## Goal of the exercise:
The answer must be an exact copy of the records below, with every picture left out.
*** Begin section ***
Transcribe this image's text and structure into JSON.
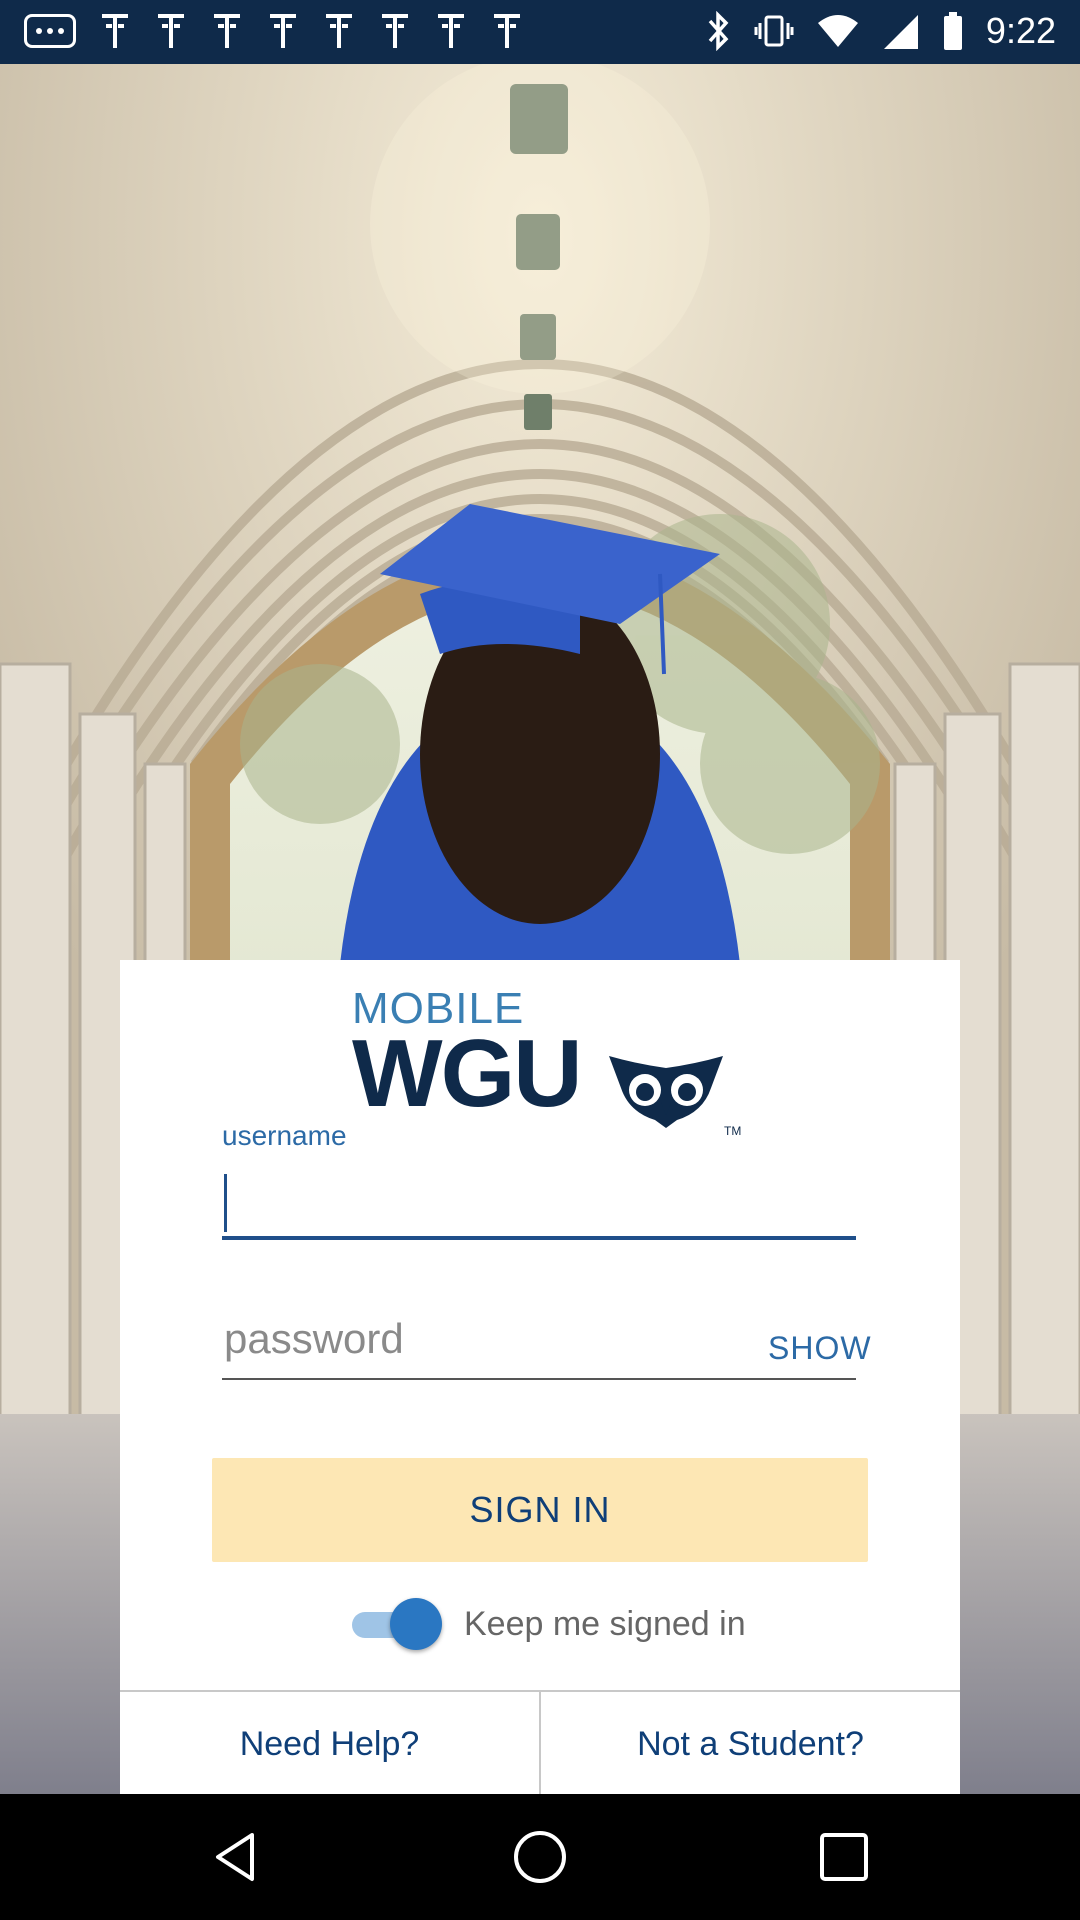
{
  "status_bar": {
    "time": "9:22",
    "icons": [
      "more-dots-icon",
      "notification-icon",
      "notification-icon",
      "notification-icon",
      "notification-icon",
      "notification-icon",
      "notification-icon",
      "notification-icon",
      "notification-icon",
      "bluetooth-icon",
      "vibrate-icon",
      "wifi-icon",
      "signal-icon",
      "battery-icon"
    ]
  },
  "hero": {
    "image": "graduate-in-arched-corridor"
  },
  "logo": {
    "mobile_text": "MOBILE",
    "wgu_text": "WGU",
    "tm": "TM"
  },
  "login": {
    "username_label": "username",
    "username_value": "",
    "password_placeholder": "password",
    "show_label": "SHOW",
    "signin_label": "SIGN IN",
    "keep_signed_in_label": "Keep me signed in",
    "keep_signed_in": true
  },
  "footer": {
    "need_help": "Need Help?",
    "not_student": "Not a Student?"
  },
  "colors": {
    "status_bar": "#0f2a4a",
    "brand_navy": "#0f2a4a",
    "brand_blue": "#3a7fb3",
    "link_blue": "#2c6aa6",
    "signin_bg": "#fde7b4",
    "toggle_on": "#2a77c2"
  },
  "nav": {
    "back_icon": "back-icon",
    "home_icon": "home-icon",
    "recents_icon": "recents-icon"
  }
}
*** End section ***
## Exercise response:
Transcribe this image's text and structure into JSON.
{
  "status_bar": {
    "time": "9:22",
    "icons": [
      "more-dots-icon",
      "notification-icon",
      "notification-icon",
      "notification-icon",
      "notification-icon",
      "notification-icon",
      "notification-icon",
      "notification-icon",
      "notification-icon",
      "bluetooth-icon",
      "vibrate-icon",
      "wifi-icon",
      "signal-icon",
      "battery-icon"
    ]
  },
  "hero": {
    "image": "graduate-in-arched-corridor"
  },
  "logo": {
    "mobile_text": "MOBILE",
    "wgu_text": "WGU",
    "tm": "TM"
  },
  "login": {
    "username_label": "username",
    "username_value": "",
    "password_placeholder": "password",
    "show_label": "SHOW",
    "signin_label": "SIGN IN",
    "keep_signed_in_label": "Keep me signed in",
    "keep_signed_in": true
  },
  "footer": {
    "need_help": "Need Help?",
    "not_student": "Not a Student?"
  },
  "colors": {
    "status_bar": "#0f2a4a",
    "brand_navy": "#0f2a4a",
    "brand_blue": "#3a7fb3",
    "link_blue": "#2c6aa6",
    "signin_bg": "#fde7b4",
    "toggle_on": "#2a77c2"
  },
  "nav": {
    "back_icon": "back-icon",
    "home_icon": "home-icon",
    "recents_icon": "recents-icon"
  }
}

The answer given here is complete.